■ **Instructions to follow**:
From the first line to the last, give the records again exactly.

------------------------------------------------

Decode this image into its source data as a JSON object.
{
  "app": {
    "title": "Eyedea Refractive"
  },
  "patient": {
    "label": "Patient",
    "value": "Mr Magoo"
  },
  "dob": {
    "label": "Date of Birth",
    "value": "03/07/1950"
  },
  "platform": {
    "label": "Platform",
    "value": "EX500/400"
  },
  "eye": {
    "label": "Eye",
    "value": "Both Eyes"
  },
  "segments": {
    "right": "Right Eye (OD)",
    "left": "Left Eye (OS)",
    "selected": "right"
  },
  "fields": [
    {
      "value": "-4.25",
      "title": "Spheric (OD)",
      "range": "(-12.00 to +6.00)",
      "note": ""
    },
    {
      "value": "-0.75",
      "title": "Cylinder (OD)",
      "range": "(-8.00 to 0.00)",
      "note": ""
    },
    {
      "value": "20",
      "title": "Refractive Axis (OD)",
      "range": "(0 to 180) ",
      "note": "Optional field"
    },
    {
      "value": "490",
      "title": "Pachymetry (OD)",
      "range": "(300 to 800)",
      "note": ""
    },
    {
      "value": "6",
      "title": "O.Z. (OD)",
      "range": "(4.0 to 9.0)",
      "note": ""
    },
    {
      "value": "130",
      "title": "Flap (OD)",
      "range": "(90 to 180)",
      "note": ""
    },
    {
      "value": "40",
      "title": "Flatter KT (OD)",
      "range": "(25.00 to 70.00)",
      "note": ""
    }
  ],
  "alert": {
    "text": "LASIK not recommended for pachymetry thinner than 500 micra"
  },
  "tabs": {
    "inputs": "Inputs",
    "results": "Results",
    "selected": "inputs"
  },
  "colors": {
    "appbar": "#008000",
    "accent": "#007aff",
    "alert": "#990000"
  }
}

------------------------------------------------

■ **Answer to this problem**:
Decode this image into its source data as a JSON object.
{
  "app": {
    "title": "Eyedea Refractive"
  },
  "patient": {
    "label": "Patient",
    "value": "Mr Magoo"
  },
  "dob": {
    "label": "Date of Birth",
    "value": "03/07/1950"
  },
  "platform": {
    "label": "Platform",
    "value": "EX500/400"
  },
  "eye": {
    "label": "Eye",
    "value": "Both Eyes"
  },
  "segments": {
    "right": "Right Eye (OD)",
    "left": "Left Eye (OS)",
    "selected": "right"
  },
  "fields": [
    {
      "value": "-4.25",
      "title": "Spheric (OD)",
      "range": "(-12.00 to +6.00)",
      "note": ""
    },
    {
      "value": "-0.75",
      "title": "Cylinder (OD)",
      "range": "(-8.00 to 0.00)",
      "note": ""
    },
    {
      "value": "20",
      "title": "Refractive Axis (OD)",
      "range": "(0 to 180) ",
      "note": "Optional field"
    },
    {
      "value": "490",
      "title": "Pachymetry (OD)",
      "range": "(300 to 800)",
      "note": ""
    },
    {
      "value": "6",
      "title": "O.Z. (OD)",
      "range": "(4.0 to 9.0)",
      "note": ""
    },
    {
      "value": "130",
      "title": "Flap (OD)",
      "range": "(90 to 180)",
      "note": ""
    },
    {
      "value": "40",
      "title": "Flatter KT (OD)",
      "range": "(25.00 to 70.00)",
      "note": ""
    }
  ],
  "alert": {
    "text": "LASIK not recommended for pachymetry thinner than 500 micra"
  },
  "tabs": {
    "inputs": "Inputs",
    "results": "Results",
    "selected": "inputs"
  },
  "colors": {
    "appbar": "#008000",
    "accent": "#007aff",
    "alert": "#990000"
  }
}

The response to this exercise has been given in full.